English Place-name Society

Survey of English Place-Names

A county-by-county guide to the linguistic origins of England’s place-names – a project of the English Place-Name Society, founded 1923.

Old Steine

Early-attested site in the Parish of Brighton

Historical Forms

  • the Stein 1585 SAC2,40
  • the Steene, the Steane 1677 Rental

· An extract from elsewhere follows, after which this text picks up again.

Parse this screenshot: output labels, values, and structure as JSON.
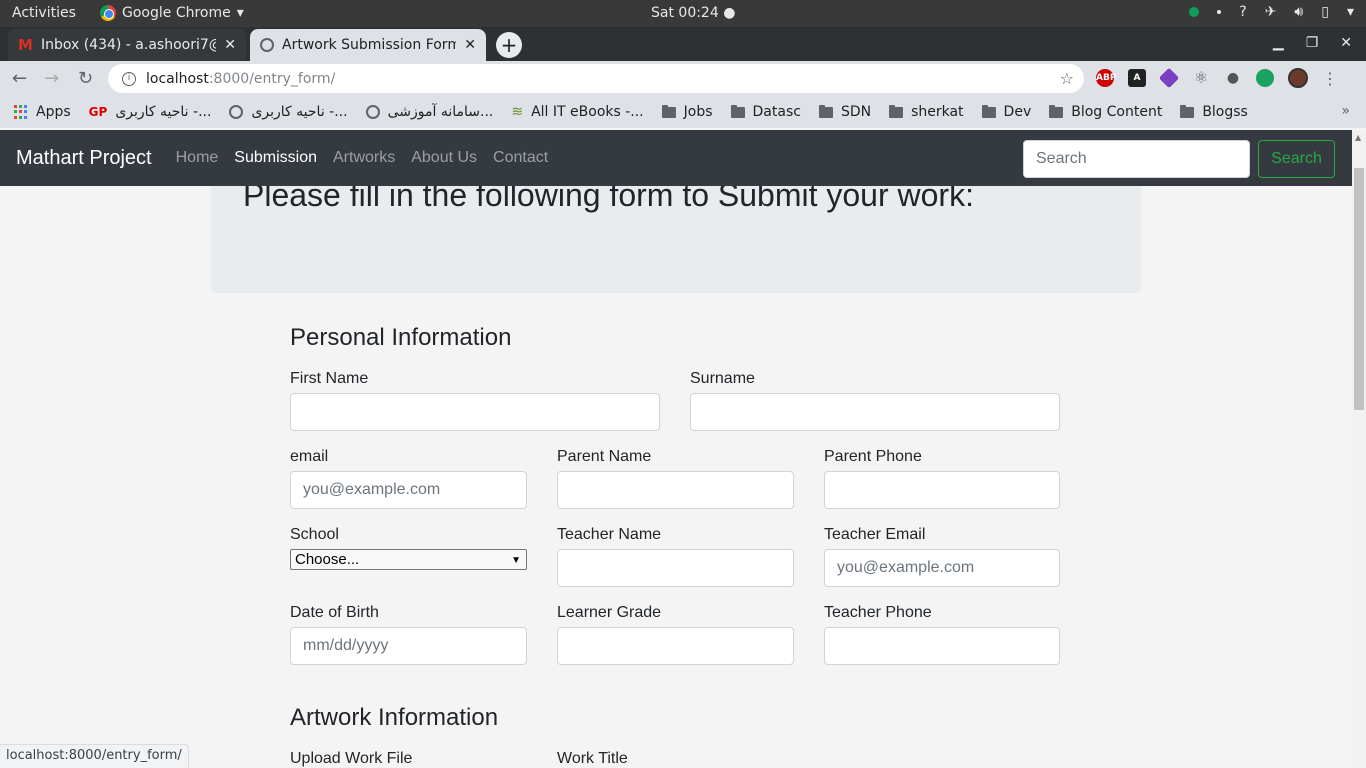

Old Steine (6″) is the Stein 1585 SAC 2, 40, the Steene , the Steane 1677Rental . This name must be taken along with Stains in Funtington, Stein in East Dean supra 61, 48 and unidentified examples of Stene (1327 SRS 31, 128), terra de la Stene (t. Ed 1 Battle Cust), respectively near Aldingbourne and Broomham.Outside the county we have Steyne in Chale (Wt), 1310 Ipmla Stene , c. 1300 Carisbrook Cartulary Stene , and probably Steane (Nth), DBStane , Stene , 12th Northants Surv Stanes , 1293 BM Stene , 1335 Ch Stein . This last name may however be due to confusion between OE  stan and ON  steinn, though we should hardly have expected to find it in this part of Northamptonshire. We have also a reference to a via voc. le Stene in a Court Roll of 1455 referring to Ealing, which presumably contains the same element. The soil at Stains in Funtington is very stony; the same is true also of Steyne in Slindon for which we have no early forms. The topography of the Steine is dealt with very fully in an article in the Brighton and Hove Archaeologist , 2, 41 ff. There it is pointed out that in 1823 large unshapen blocks of stone were dug out of the Steine, which was old common land. Steyne Wood in Chale is on a small patch of Plateau Gravel. Form and topography suggest that all these names go back to OE  stǣne , used of a stony place or perhaps, on occasion, of one marked by larger blocks of stone. There is an OE  word stǣne on record but it is only used of a stone vessel.It may also have had this wider sense. See further under Steyning supra 234 and Stene in Ekwall, RN 377.

Places in the same Parish

Major Settlement